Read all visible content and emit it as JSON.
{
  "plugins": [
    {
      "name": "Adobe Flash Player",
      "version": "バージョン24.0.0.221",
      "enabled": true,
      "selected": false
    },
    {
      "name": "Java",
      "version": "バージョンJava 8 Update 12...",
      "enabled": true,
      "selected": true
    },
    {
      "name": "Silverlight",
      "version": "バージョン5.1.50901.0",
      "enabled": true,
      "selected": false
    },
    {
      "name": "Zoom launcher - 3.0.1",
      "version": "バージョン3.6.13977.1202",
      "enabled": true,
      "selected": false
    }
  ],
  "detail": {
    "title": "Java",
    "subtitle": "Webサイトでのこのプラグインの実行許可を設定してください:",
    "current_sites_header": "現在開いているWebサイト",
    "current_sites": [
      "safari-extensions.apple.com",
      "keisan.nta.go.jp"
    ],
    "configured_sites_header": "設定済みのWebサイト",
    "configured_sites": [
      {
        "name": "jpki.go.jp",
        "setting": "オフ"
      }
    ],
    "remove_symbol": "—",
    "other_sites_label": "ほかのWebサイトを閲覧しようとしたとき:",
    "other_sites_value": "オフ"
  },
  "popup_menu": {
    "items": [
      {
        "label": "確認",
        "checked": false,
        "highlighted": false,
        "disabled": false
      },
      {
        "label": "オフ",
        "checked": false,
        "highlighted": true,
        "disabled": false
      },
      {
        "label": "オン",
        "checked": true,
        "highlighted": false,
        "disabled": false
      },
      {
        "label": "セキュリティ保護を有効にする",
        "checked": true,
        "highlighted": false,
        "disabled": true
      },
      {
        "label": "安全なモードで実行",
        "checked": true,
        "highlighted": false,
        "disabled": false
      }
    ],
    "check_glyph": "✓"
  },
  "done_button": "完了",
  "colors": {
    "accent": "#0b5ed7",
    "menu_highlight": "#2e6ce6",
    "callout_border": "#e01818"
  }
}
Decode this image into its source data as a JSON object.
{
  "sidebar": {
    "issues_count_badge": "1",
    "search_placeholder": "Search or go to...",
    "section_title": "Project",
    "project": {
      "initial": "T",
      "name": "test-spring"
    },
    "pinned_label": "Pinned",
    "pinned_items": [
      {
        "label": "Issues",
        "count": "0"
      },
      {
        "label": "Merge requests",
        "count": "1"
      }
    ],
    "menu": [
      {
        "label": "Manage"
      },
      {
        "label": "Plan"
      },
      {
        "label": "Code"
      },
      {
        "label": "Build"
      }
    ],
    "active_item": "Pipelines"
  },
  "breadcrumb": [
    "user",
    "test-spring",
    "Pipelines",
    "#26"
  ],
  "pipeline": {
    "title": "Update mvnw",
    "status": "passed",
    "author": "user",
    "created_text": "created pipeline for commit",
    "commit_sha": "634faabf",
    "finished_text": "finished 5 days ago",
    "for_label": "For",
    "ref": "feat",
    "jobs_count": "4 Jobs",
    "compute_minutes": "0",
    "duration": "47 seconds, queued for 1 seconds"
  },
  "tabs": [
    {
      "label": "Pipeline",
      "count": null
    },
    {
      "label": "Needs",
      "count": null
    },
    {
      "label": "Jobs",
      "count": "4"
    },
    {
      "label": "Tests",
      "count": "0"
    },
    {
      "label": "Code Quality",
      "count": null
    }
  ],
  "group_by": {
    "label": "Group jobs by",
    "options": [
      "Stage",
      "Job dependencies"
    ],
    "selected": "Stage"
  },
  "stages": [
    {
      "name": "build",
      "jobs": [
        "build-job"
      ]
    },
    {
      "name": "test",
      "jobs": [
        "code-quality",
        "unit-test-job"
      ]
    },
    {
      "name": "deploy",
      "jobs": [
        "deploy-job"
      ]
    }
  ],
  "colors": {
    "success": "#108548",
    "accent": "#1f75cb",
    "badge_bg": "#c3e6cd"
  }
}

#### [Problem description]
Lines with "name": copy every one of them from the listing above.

#### [Output below]
      "name": "Adobe Flash Player",
      "name": "Java",
      "name": "Silverlight",
      "name": "Zoom launcher - 3.0.1",
        "name": "jpki.go.jp",
      "name": "test-spring"
      "name": "build",
      "name": "test",
      "name": "deploy",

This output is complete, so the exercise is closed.